    4. Pottage of Partridges with Coleworts. Cleanse them well, lard them with great lard, truss them, and put them in the pot with good broth; put also your coleworts in the pot with your Partridges; after the are sodden, you shall pass into it a little melted lard, and season them with cloves and pepper, and salt, and some mace, then stove or soak your crusts, garnish them with sweetbreads of veal, or with sausages, if you have any, and lemon, and salt on the dish sides; then serve.
  25. The French Cook, 1673

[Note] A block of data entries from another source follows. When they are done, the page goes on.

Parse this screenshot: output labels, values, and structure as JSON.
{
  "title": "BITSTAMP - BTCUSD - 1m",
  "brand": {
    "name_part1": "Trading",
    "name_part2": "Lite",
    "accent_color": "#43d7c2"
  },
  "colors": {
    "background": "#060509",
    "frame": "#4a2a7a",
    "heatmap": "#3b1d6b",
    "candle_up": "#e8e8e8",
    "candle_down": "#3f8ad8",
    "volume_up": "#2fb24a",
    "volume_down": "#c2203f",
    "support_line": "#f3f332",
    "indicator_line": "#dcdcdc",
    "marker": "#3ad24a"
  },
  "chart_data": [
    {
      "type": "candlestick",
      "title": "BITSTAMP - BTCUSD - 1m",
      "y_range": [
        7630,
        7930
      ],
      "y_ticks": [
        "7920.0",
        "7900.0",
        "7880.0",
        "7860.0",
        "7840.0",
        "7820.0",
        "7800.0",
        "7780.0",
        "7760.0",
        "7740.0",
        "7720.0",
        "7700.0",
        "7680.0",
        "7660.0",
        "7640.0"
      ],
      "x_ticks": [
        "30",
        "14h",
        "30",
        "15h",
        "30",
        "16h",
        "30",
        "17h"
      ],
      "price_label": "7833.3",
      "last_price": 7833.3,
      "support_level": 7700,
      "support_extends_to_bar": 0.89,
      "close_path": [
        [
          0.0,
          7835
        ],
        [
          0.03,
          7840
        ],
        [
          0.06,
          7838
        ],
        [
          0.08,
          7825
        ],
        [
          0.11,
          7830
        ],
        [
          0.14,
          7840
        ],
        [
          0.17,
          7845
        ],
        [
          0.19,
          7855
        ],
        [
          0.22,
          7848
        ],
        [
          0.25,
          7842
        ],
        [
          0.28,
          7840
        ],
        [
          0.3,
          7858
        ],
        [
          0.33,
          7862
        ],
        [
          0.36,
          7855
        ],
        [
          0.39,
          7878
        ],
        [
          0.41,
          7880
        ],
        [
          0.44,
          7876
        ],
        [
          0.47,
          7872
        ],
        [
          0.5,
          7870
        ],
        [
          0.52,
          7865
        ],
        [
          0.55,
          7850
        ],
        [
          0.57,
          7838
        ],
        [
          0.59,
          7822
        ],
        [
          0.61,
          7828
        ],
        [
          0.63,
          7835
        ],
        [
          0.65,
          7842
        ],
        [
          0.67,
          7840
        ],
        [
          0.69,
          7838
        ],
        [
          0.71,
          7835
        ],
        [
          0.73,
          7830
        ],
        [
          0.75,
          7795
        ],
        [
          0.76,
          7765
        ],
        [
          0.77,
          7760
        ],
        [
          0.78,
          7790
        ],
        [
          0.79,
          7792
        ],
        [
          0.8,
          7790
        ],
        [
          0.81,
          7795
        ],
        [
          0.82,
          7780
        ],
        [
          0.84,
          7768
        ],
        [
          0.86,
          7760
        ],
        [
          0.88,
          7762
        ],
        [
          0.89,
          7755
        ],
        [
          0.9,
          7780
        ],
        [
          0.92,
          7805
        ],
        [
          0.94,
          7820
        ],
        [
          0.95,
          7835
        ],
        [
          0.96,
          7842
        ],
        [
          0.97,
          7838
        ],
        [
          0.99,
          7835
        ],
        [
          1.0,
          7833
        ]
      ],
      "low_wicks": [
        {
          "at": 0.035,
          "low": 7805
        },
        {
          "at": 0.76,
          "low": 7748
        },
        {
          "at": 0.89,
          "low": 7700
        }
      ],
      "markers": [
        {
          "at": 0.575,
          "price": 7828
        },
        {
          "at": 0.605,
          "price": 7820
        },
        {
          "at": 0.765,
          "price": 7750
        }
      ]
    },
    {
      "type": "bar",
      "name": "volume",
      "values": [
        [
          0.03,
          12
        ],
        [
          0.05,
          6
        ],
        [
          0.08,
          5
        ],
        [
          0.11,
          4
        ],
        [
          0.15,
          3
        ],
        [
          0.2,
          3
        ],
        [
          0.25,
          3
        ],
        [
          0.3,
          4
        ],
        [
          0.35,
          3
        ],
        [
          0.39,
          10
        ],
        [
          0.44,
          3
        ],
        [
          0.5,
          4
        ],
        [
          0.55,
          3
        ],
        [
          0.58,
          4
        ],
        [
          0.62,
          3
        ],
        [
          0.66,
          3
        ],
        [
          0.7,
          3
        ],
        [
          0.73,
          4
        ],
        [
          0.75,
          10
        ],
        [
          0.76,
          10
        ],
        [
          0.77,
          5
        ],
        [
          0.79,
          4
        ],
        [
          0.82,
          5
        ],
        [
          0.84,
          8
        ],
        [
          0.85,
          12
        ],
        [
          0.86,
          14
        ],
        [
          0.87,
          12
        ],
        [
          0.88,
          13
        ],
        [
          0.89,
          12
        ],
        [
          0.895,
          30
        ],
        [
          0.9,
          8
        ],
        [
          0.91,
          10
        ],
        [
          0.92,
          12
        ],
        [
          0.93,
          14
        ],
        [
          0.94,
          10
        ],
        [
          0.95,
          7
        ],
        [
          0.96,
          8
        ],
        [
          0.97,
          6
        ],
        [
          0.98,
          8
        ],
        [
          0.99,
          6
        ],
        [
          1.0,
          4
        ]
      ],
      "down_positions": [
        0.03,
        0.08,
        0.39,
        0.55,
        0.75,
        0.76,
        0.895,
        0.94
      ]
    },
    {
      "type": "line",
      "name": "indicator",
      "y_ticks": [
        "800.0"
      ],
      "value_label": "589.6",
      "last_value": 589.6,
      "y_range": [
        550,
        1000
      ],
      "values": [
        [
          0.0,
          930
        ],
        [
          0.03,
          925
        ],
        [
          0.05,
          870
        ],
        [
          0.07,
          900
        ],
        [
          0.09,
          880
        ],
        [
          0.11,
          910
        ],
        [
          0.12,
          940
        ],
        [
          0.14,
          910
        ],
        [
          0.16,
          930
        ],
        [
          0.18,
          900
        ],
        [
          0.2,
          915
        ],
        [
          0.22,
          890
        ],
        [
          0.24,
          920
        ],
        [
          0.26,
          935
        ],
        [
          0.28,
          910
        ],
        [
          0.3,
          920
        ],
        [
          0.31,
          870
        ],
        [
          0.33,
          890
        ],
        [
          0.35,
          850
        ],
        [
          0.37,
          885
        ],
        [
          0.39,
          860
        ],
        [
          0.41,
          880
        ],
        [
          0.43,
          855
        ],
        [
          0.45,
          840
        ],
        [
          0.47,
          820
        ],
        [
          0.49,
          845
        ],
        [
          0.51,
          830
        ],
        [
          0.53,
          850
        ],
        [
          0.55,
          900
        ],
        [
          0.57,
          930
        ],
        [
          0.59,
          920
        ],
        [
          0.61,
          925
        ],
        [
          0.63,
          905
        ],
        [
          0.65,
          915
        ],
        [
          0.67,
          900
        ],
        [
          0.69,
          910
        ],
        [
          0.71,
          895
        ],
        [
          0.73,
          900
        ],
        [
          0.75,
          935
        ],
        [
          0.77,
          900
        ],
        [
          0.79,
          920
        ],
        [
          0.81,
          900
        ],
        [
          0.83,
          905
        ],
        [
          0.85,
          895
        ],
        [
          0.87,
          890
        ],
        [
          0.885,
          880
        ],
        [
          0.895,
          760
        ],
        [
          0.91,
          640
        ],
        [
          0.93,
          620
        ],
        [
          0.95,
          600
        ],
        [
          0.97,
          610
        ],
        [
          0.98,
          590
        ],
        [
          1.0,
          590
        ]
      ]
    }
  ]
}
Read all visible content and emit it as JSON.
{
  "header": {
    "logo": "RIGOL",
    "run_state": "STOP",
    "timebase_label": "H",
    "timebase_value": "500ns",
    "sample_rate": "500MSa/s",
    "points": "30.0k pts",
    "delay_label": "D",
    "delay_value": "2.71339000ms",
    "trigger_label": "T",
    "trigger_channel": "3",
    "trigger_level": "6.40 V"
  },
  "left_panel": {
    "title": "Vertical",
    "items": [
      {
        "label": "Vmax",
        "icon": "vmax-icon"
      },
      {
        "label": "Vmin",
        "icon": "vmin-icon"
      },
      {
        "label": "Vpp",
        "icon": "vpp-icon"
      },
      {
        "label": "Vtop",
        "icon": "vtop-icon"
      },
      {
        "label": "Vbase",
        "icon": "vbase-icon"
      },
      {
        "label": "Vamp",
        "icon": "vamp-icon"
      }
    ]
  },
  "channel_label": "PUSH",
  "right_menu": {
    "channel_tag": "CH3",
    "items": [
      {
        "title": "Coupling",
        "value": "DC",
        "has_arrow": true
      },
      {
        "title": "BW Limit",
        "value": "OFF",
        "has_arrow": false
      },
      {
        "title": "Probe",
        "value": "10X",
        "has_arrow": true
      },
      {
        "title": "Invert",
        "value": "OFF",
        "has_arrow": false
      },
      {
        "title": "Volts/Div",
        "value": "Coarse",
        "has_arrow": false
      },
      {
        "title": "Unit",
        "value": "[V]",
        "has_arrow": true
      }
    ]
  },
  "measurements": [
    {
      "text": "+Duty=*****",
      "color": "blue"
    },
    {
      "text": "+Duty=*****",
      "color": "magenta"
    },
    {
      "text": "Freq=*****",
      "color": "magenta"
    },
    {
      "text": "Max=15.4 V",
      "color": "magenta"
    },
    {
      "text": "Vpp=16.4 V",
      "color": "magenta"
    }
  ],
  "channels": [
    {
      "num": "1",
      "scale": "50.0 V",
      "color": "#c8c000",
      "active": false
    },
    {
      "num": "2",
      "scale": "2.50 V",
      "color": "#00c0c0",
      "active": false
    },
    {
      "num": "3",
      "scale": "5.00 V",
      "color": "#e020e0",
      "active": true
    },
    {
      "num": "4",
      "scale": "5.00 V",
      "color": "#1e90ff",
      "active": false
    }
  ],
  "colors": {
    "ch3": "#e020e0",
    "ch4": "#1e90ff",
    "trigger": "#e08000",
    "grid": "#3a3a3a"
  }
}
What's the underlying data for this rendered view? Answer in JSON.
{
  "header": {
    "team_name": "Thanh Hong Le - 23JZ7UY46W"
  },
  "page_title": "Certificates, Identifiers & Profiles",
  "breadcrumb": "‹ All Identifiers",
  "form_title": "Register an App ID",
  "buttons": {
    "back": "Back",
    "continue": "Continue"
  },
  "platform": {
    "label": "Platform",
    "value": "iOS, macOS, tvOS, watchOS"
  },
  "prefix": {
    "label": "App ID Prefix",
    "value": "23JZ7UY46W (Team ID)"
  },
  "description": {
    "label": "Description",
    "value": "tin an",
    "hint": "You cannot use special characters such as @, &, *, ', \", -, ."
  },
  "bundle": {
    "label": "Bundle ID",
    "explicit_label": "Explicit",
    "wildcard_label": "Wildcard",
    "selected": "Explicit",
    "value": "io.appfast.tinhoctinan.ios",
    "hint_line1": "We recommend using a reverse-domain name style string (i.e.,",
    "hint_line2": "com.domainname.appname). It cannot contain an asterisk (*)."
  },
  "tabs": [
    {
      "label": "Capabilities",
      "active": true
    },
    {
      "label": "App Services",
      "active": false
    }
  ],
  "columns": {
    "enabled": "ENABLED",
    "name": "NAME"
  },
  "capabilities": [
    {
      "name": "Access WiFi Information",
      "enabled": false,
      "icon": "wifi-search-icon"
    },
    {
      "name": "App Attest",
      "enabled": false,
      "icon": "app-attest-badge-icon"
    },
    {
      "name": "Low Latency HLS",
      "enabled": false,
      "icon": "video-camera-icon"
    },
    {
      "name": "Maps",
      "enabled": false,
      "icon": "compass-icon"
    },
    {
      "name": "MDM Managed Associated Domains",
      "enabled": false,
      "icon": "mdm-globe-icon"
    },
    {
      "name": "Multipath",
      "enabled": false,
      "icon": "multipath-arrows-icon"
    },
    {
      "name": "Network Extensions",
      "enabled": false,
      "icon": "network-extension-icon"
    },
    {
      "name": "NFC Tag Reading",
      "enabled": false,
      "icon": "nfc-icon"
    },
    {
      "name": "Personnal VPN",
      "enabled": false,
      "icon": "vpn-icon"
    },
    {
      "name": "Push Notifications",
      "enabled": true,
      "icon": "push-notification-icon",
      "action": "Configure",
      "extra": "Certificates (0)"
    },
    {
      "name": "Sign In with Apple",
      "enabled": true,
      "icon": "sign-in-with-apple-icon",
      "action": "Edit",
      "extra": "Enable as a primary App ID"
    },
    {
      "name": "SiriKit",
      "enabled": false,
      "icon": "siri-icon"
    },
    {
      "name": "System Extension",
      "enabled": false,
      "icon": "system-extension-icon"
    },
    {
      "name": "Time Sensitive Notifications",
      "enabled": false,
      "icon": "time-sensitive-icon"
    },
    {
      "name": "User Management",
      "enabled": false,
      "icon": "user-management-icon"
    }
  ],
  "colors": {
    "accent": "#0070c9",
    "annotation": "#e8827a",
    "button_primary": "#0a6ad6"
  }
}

    As a way of sharing interesting food of the period I'm going to transcribe recipes directly from a book called "The French Cook". The actual title is quite longer... "The French Cook, Prescribing the ways of making ready of all meats, Fish, and flesh, with the proper Sauce, either to procure Appetite, or to advance the power if Digestion: with the whole Skill of Pastry-work." It was published in 1673, printed for Thomas Dying, at the Harrow at Chancery Lane-end, and John Leigh, at the Blew Bell by Flying-Horse Court in Fleet-Street. This is from the third edition. Skipping directly to the meat of the book (pun soundly intended) we find first a description of how to make broth, as it's used in so many recipes at the start of the book. The following is transcribed directly from the text. I'll try to keep the older spelling differences in place, so that the reader can see the variation on familiar words and terms. “The manner of making the broth for the seeing of all pots, be it pottage, first course or intercourse (middle service.) Take knuckles of beef, the hinder-part of the rump, a little mutton, and some hens (according to the quantity of broth the you will have) put in meat proportionally, seeth it well with a bundle of parsly, young onions, and thyme tied together, and a few cloves, large mace, and some beaton cinamon, keeping alwaies some warm water ready to fill up the pots again. Then, after all is well sodden, you shall strain them through a napkin for your use. And as for Rosted meat, after that you have taken the juice out of it, you shall set it to boil with a bundle of herbs, as above-said; seeth it well, then strain it, for to make use of it at your first courses, or for brown pottages.” After this it jumps right into the first recipe… “How to make all kinds of pottage. 1. Bisque of young Pidgeons. Take young pigeons, cleanse them all, and truss them up, which you shall do by making a hole with a knife below the stomach, and thrusting the legs through it: whiten them, that is, put them into a pot with hot water, or with pot-broth, and cover them well, then put them in the pot in a small bundle of fine herbs, with an Onion to two peeled and put whole, sew blades of large Mace, and fill up your pot with the best of broths, have a special care that it may not become black: then dry your bread, and stove it in the Pigeon-broth: then take it up after it is well seasoned with salt, pepper and cloves garnished with the young pigeons, cocks-combed sweet-breads of veal, mushrooms, mutton juice, and pistaches: serve it up, and garnish the brims of the dish with slices of Lemon, and barberries.”